The $21 trillion US government debt market is the bedrock of the entire global financial system. It is supposedly the most liquid market in the world—the safe haven for financial investors. But that is now being called into question.

As one financial analyst cited by the Financial Times noted: “You never like to seek liquidity dry up like it did.

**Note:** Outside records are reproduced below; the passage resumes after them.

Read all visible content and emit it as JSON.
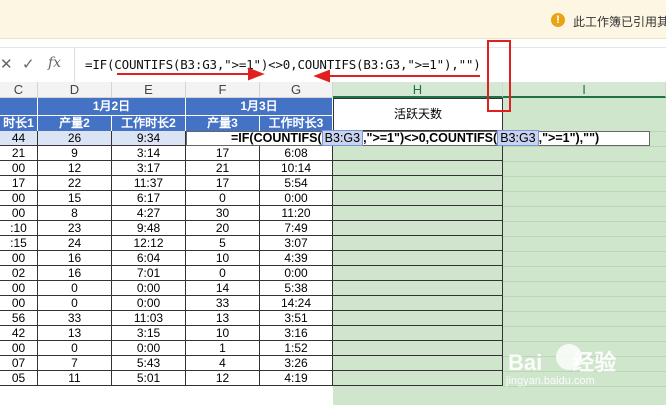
{
  "notice": {
    "text": "此工作簿已引用其"
  },
  "formula_bar": {
    "cancel_icon": "close-icon",
    "confirm_icon": "check-icon",
    "fx_label": "fx",
    "formula": "=IF(COUNTIFS(B3:G3,\">=1\")<>0,COUNTIFS(B3:G3,\">=1\"),\"\")"
  },
  "columns": [
    "C",
    "D",
    "E",
    "F",
    "G",
    "H",
    "I"
  ],
  "group_headers": {
    "d_e": "1月2日",
    "f_g": "1月3日"
  },
  "sub_headers": [
    "时长1",
    "产量2",
    "工作时长2",
    "产量3",
    "工作时长3"
  ],
  "h_header": "活跃天数",
  "active_formula": {
    "prefix": "=IF(COUNTIFS(",
    "ref1": "B3:G3",
    "middle": ",\">=1\")<>0,COUNTIFS(",
    "ref2": "B3:G3",
    "suffix": ",\">=1\"),\"\")"
  },
  "rows": [
    [
      "44",
      "26",
      "9:34",
      "",
      ""
    ],
    [
      "21",
      "9",
      "3:14",
      "17",
      "6:08"
    ],
    [
      "00",
      "12",
      "3:17",
      "21",
      "10:14"
    ],
    [
      "17",
      "22",
      "11:37",
      "17",
      "5:54"
    ],
    [
      "00",
      "15",
      "6:17",
      "0",
      "0:00"
    ],
    [
      "00",
      "8",
      "4:27",
      "30",
      "11:20"
    ],
    [
      ":10",
      "23",
      "9:48",
      "20",
      "7:49"
    ],
    [
      ":15",
      "24",
      "12:12",
      "5",
      "3:07"
    ],
    [
      "00",
      "16",
      "6:04",
      "10",
      "4:39"
    ],
    [
      "02",
      "16",
      "7:01",
      "0",
      "0:00"
    ],
    [
      "00",
      "0",
      "0:00",
      "14",
      "5:38"
    ],
    [
      "00",
      "0",
      "0:00",
      "33",
      "14:24"
    ],
    [
      "56",
      "33",
      "11:03",
      "13",
      "3:51"
    ],
    [
      "42",
      "13",
      "3:15",
      "10",
      "3:16"
    ],
    [
      "00",
      "0",
      "0:00",
      "1",
      "1:52"
    ],
    [
      "07",
      "7",
      "5:43",
      "4",
      "3:26"
    ],
    [
      "05",
      "11",
      "5:01",
      "12",
      "4:19"
    ]
  ],
  "watermark": {
    "brand": "Bai",
    "brand2": "经验",
    "url": "jingyan.baidu.com"
  },
  "colors": {
    "header_blue": "#4472c4",
    "selection_green": "#cfe5cc",
    "arrow_red": "#e02020"
  }
}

It is always concerning to see that in what is supposed to be the largest and most liquid market.”

The longer-term origins of what is clearly a developing financial crisis go back to the turn by the Fed in 1987, when, in response to the stock market crash of October, it initiated its program of support for Wall Street.

The flood of money into the financial system in the 1990s and early 2000s fuelled a series of financial bubbles, each one more serious than the last, leading to the crash of 2008.

The response of the Fed was not to deal with the rampant speculation and often criminal activity that had caused the meltdown, but to provide still more money to speculative finance capital via quantitative easing. And when the onset of the pandemic threatened to trigger another financial meltdown, it again doubled down.

It is not possible to predict exactly what the course of the present crisis will be or what will be the reaction of the Fed at the next meeting of its governing body scheduled for March 16-17.

But the class dynamics are already clear. The Fed will pull out all stops in support of Wall Street and attempt to prevent a collapse of the mountain of fictitious capital which its own actions have helped create.

At the same time, because sky-high stock market valuations ultimately depend on the extraction of surplus value and profit from the working class, the latest crisis will see an intensification of the attacks on wages, jobs and working conditions, whatever the empty promises of the Biden administration that it will promote economic recovery.